## Problem:
Set it all down exactly, every record and every line.

## Data for review:
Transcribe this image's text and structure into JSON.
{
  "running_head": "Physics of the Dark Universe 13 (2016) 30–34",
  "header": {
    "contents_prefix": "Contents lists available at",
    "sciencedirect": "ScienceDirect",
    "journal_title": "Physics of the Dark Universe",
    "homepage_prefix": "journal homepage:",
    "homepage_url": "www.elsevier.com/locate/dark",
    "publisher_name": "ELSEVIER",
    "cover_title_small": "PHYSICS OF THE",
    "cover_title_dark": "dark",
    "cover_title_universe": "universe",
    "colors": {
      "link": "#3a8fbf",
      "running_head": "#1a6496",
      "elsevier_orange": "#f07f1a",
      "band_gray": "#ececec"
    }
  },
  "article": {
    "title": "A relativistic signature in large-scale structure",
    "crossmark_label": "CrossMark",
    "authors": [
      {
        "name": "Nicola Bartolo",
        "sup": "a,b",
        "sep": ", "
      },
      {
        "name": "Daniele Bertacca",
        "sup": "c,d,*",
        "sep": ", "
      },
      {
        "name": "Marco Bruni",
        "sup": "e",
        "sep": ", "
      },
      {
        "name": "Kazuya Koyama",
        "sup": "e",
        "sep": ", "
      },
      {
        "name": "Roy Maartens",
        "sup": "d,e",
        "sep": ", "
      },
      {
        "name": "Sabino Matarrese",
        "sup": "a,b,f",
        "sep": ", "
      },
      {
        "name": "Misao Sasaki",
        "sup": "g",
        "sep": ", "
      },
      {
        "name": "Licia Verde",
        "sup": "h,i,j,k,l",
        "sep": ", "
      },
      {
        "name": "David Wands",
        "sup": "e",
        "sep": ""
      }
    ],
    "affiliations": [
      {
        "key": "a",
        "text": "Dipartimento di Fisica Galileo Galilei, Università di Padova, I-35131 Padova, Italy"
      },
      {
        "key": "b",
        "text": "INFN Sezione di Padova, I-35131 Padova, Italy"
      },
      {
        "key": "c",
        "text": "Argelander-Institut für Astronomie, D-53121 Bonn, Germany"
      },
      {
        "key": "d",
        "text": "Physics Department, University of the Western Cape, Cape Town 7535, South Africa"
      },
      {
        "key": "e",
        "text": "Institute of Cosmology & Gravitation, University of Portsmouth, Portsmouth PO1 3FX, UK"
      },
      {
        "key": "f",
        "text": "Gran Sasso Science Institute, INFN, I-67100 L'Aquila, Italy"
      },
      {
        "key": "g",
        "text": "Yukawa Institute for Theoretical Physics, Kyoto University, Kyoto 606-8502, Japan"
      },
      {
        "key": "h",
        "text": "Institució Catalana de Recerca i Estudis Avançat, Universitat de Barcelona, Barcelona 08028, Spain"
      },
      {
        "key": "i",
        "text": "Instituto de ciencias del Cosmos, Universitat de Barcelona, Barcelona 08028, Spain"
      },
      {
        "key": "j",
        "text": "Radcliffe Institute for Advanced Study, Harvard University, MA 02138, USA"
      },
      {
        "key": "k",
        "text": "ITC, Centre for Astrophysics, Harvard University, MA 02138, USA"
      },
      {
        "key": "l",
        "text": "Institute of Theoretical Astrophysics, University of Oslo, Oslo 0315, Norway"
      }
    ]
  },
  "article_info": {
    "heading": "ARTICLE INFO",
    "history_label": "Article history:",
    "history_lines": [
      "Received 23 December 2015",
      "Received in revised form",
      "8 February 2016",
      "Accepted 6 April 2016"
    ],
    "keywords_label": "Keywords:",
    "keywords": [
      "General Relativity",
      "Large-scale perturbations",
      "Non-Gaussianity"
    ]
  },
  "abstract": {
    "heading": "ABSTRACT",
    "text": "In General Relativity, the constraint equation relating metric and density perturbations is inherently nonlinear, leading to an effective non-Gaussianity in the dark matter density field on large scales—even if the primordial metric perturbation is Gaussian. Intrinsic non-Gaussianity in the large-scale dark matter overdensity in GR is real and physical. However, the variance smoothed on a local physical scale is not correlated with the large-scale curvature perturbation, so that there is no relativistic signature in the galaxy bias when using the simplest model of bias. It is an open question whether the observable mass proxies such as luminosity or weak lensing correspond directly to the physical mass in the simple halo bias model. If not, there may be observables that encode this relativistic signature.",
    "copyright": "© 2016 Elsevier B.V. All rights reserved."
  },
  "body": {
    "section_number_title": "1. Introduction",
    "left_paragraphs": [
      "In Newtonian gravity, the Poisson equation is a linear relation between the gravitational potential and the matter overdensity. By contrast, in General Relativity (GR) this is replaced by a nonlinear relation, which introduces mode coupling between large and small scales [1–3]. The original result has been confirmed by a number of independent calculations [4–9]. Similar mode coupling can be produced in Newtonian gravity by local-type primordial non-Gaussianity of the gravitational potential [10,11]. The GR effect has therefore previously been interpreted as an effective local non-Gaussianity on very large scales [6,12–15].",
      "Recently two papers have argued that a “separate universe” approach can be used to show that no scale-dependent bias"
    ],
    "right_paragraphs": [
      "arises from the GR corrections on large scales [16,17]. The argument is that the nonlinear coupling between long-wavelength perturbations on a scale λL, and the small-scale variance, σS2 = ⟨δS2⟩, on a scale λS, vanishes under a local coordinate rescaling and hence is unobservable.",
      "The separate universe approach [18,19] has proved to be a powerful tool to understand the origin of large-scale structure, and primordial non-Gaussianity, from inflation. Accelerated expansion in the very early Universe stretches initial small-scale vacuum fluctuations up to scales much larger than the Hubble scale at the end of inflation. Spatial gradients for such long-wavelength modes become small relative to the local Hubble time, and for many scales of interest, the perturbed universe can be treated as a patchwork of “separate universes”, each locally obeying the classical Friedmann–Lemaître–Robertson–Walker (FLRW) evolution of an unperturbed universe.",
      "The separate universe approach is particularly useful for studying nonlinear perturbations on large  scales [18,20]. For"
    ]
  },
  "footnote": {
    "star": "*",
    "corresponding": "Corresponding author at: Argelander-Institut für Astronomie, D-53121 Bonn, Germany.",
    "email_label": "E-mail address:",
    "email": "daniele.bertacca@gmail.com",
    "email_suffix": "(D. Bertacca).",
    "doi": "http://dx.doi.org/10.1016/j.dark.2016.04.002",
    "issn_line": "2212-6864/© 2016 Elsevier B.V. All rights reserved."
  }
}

## Task answer:
Transcribe this image's text and structure into JSON.
{
  "running_head": "Physics of the Dark Universe 13 (2016) 30–34",
  "header": {
    "contents_prefix": "Contents lists available at",
    "sciencedirect": "ScienceDirect",
    "journal_title": "Physics of the Dark Universe",
    "homepage_prefix": "journal homepage:",
    "homepage_url": "www.elsevier.com/locate/dark",
    "publisher_name": "ELSEVIER",
    "cover_title_small": "PHYSICS OF THE",
    "cover_title_dark": "dark",
    "cover_title_universe": "universe",
    "colors": {
      "link": "#3a8fbf",
      "running_head": "#1a6496",
      "elsevier_orange": "#f07f1a",
      "band_gray": "#ececec"
    }
  },
  "article": {
    "title": "A relativistic signature in large-scale structure",
    "crossmark_label": "CrossMark",
    "authors": [
      {
        "name": "Nicola Bartolo",
        "sup": "a,b",
        "sep": ", "
      },
      {
        "name": "Daniele Bertacca",
        "sup": "c,d,*",
        "sep": ", "
      },
      {
        "name": "Marco Bruni",
        "sup": "e",
        "sep": ", "
      },
      {
        "name": "Kazuya Koyama",
        "sup": "e",
        "sep": ", "
      },
      {
        "name": "Roy Maartens",
        "sup": "d,e",
        "sep": ", "
      },
      {
        "name": "Sabino Matarrese",
        "sup": "a,b,f",
        "sep": ", "
      },
      {
        "name": "Misao Sasaki",
        "sup": "g",
        "sep": ", "
      },
      {
        "name": "Licia Verde",
        "sup": "h,i,j,k,l",
        "sep": ", "
      },
      {
        "name": "David Wands",
        "sup": "e",
        "sep": ""
      }
    ],
    "affiliations": [
      {
        "key": "a",
        "text": "Dipartimento di Fisica Galileo Galilei, Università di Padova, I-35131 Padova, Italy"
      },
      {
        "key": "b",
        "text": "INFN Sezione di Padova, I-35131 Padova, Italy"
      },
      {
        "key": "c",
        "text": "Argelander-Institut für Astronomie, D-53121 Bonn, Germany"
      },
      {
        "key": "d",
        "text": "Physics Department, University of the Western Cape, Cape Town 7535, South Africa"
      },
      {
        "key": "e",
        "text": "Institute of Cosmology & Gravitation, University of Portsmouth, Portsmouth PO1 3FX, UK"
      },
      {
        "key": "f",
        "text": "Gran Sasso Science Institute, INFN, I-67100 L'Aquila, Italy"
      },
      {
        "key": "g",
        "text": "Yukawa Institute for Theoretical Physics, Kyoto University, Kyoto 606-8502, Japan"
      },
      {
        "key": "h",
        "text": "Institució Catalana de Recerca i Estudis Avançat, Universitat de Barcelona, Barcelona 08028, Spain"
      },
      {
        "key": "i",
        "text": "Instituto de ciencias del Cosmos, Universitat de Barcelona, Barcelona 08028, Spain"
      },
      {
        "key": "j",
        "text": "Radcliffe Institute for Advanced Study, Harvard University, MA 02138, USA"
      },
      {
        "key": "k",
        "text": "ITC, Centre for Astrophysics, Harvard University, MA 02138, USA"
      },
      {
        "key": "l",
        "text": "Institute of Theoretical Astrophysics, University of Oslo, Oslo 0315, Norway"
      }
    ]
  },
  "article_info": {
    "heading": "ARTICLE INFO",
    "history_label": "Article history:",
    "history_lines": [
      "Received 23 December 2015",
      "Received in revised form",
      "8 February 2016",
      "Accepted 6 April 2016"
    ],
    "keywords_label": "Keywords:",
    "keywords": [
      "General Relativity",
      "Large-scale perturbations",
      "Non-Gaussianity"
    ]
  },
  "abstract": {
    "heading": "ABSTRACT",
    "text": "In General Relativity, the constraint equation relating metric and density perturbations is inherently nonlinear, leading to an effective non-Gaussianity in the dark matter density field on large scales—even if the primordial metric perturbation is Gaussian. Intrinsic non-Gaussianity in the large-scale dark matter overdensity in GR is real and physical. However, the variance smoothed on a local physical scale is not correlated with the large-scale curvature perturbation, so that there is no relativistic signature in the galaxy bias when using the simplest model of bias. It is an open question whether the observable mass proxies such as luminosity or weak lensing correspond directly to the physical mass in the simple halo bias model. If not, there may be observables that encode this relativistic signature.",
    "copyright": "© 2016 Elsevier B.V. All rights reserved."
  },
  "body": {
    "section_number_title": "1. Introduction",
    "left_paragraphs": [
      "In Newtonian gravity, the Poisson equation is a linear relation between the gravitational potential and the matter overdensity. By contrast, in General Relativity (GR) this is replaced by a nonlinear relation, which introduces mode coupling between large and small scales [1–3]. The original result has been confirmed by a number of independent calculations [4–9]. Similar mode coupling can be produced in Newtonian gravity by local-type primordial non-Gaussianity of the gravitational potential [10,11]. The GR effect has therefore previously been interpreted as an effective local non-Gaussianity on very large scales [6,12–15].",
      "Recently two papers have argued that a “separate universe” approach can be used to show that no scale-dependent bias"
    ],
    "right_paragraphs": [
      "arises from the GR corrections on large scales [16,17]. The argument is that the nonlinear coupling between long-wavelength perturbations on a scale λL, and the small-scale variance, σS2 = ⟨δS2⟩, on a scale λS, vanishes under a local coordinate rescaling and hence is unobservable.",
      "The separate universe approach [18,19] has proved to be a powerful tool to understand the origin of large-scale structure, and primordial non-Gaussianity, from inflation. Accelerated expansion in the very early Universe stretches initial small-scale vacuum fluctuations up to scales much larger than the Hubble scale at the end of inflation. Spatial gradients for such long-wavelength modes become small relative to the local Hubble time, and for many scales of interest, the perturbed universe can be treated as a patchwork of “separate universes”, each locally obeying the classical Friedmann–Lemaître–Robertson–Walker (FLRW) evolution of an unperturbed universe.",
      "The separate universe approach is particularly useful for studying nonlinear perturbations on large  scales [18,20]. For"
    ]
  },
  "footnote": {
    "star": "*",
    "corresponding": "Corresponding author at: Argelander-Institut für Astronomie, D-53121 Bonn, Germany.",
    "email_label": "E-mail address:",
    "email": "daniele.bertacca@gmail.com",
    "email_suffix": "(D. Bertacca).",
    "doi": "http://dx.doi.org/10.1016/j.dark.2016.04.002",
    "issn_line": "2212-6864/© 2016 Elsevier B.V. All rights reserved."
  }
}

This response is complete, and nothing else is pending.